Heidi Allen: I do not wish to draw the hon. Gentleman away from the core of the debate, but given that he has just outlined why he believes that there are grounds within EU legislation for our stopping the import of fur, does he think that we might set other precedents and extend that to the import of foie gras, which I am deeply uncomfortable with?
Heidi Allen: To ask the Secretary of State for Foreign and Commonwealth Affairs, what discussions his Department has had with the Ministry of Defence on the £400 million which is reported to be due to Iran following arrangements made between the UK and Iran in the 1970s for the purchase of Chieftain tanks; and what recent discussions he has had with his Iranian counterpart on that matter.
Heidi Allen: To ask the Secretary of State for Education, pursuant to the Oral contribution of the Minister of State for Education of 18 July 2017, Official Report, column 713, what discussions her Department has had with HM Revenue and Customs to resolve the issues identified with the digital childcare service; and what progress her Department has made on steps identified in those discussions to resolve...
Heidi Allen: The hon. Lady is very kindly clearing up a few items. I am just thinking back to when I owned a flat that was originally in a leasehold property—four flats in a big Victorian house. We collectively bought out the freehold together. Is she content that the wording is tight enough to cover situations where there are multiple parts of freehold owner within one building?
Heidi Allen: To be honest, I knew that foie gras was a horrid food, but I am finding it quite distressing to hear in graphic detail what happens to these birds. How on earth can we have such double standards in this country? If we understand that it is too morally reprehensible to manufacture it here, how can we continue to import it? Surely, this has to change.
Heidi Allen: I have been dissecting today’s announcements. Would my right hon. Friend be interested to know that a single parent not in receipt of housing benefit will see their work allowance improve from £397 to £492, but it will still not be where it should have been on pre-2015 figures, which is £734? That remains a massive gap. I do not think we have heard enough of the detail today.
Heidi Allen: To ask the Secretary of State for Environment, Food and Rural Affairs, pursuant to the Answer of 21 January 2019 to Question 209299 on Lead: Ammunition, whether he has made an assessment of the implications for his polices of the European Chemicals Agency report on regulation of the use of lead ammunition; and whether he plans to bring forward legislative proposals to restrict or ban the use...

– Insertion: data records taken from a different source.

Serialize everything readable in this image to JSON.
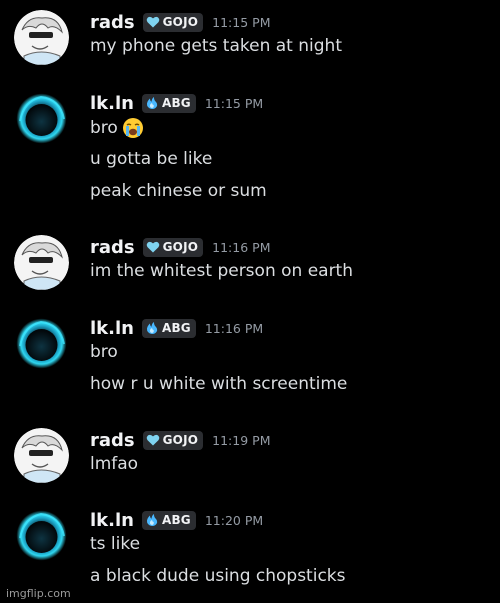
{
  "messages": [
    {
      "user": "rads",
      "tag": "GOJO",
      "tag_icon": "heart-icon",
      "time": "11:15 PM",
      "avatar": "anime-character-avatar",
      "lines": [
        "my phone gets taken at night"
      ]
    },
    {
      "user": "lk.ln",
      "tag": "ABG",
      "tag_icon": "flame-icon",
      "time": "11:15 PM",
      "avatar": "blue-orb-avatar",
      "lines": [
        "bro",
        "u gotta be like",
        "peak chinese or sum"
      ],
      "emoji": "loudly-crying-face-emoji"
    },
    {
      "user": "rads",
      "tag": "GOJO",
      "tag_icon": "heart-icon",
      "time": "11:16 PM",
      "avatar": "anime-character-avatar",
      "lines": [
        "im the whitest person on earth"
      ]
    },
    {
      "user": "lk.ln",
      "tag": "ABG",
      "tag_icon": "flame-icon",
      "time": "11:16 PM",
      "avatar": "blue-orb-avatar",
      "lines": [
        "bro",
        "how r u white with screentime"
      ]
    },
    {
      "user": "rads",
      "tag": "GOJO",
      "tag_icon": "heart-icon",
      "time": "11:19 PM",
      "avatar": "anime-character-avatar",
      "lines": [
        "lmfao"
      ]
    },
    {
      "user": "lk.ln",
      "tag": "ABG",
      "tag_icon": "flame-icon",
      "time": "11:20 PM",
      "avatar": "blue-orb-avatar",
      "lines": [
        "ts like",
        "a black dude using chopsticks"
      ]
    }
  ],
  "watermark": "imgflip.com",
  "colors": {
    "background": "#000000",
    "username": "#f2f3f5",
    "message_text": "#dbdee1",
    "timestamp": "#949ba4",
    "tag_bg": "#2b2d31",
    "heart": "#7fd3f0",
    "flame": "#49b8ff"
  }
}
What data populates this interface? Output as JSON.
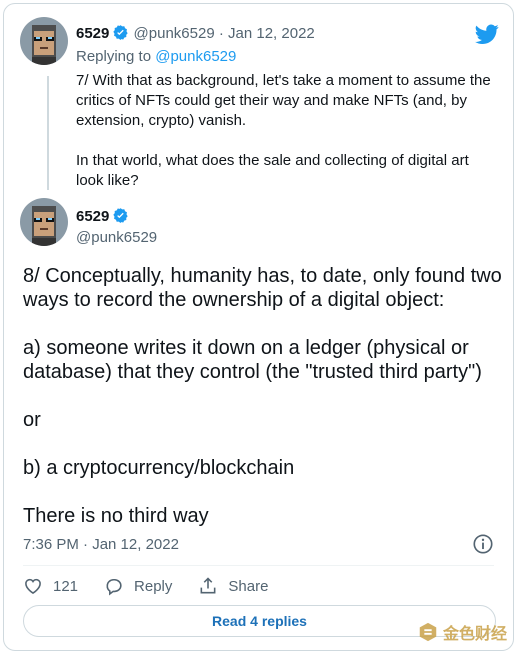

Heidi Allen: On a point of order, Mr Speaker. The Prime Minister must now recognise that this deal is over, and the House has a serious responsibility on Monday to find a solution to this impasse. Jobs and livelihoods across the country are at stake. There is a way out of this impasse, as many of us have been saying for months and months: we must have a people’s vote now.
Heidi Allen: Will the hon. Gentleman reflect on one of the elements of universal credit, which is that it is not just an IT system but an entire way for people to work with a mentor and somebody in the jobcentre who will assist them to build a life of better employment and higher wages? That is what he should be talking about if he wants to get people out of poverty.
Heidi Allen: It is very kind of my hon. Friend to give way. On the subject of emergency Bills, what could be more of an emergency than the women of Northern Ireland wondering, right here and right now, what on earth they have to put themselves through in order to have the choice to have an abortion without having to travel to England? For me, that is a pretty big emergency, too.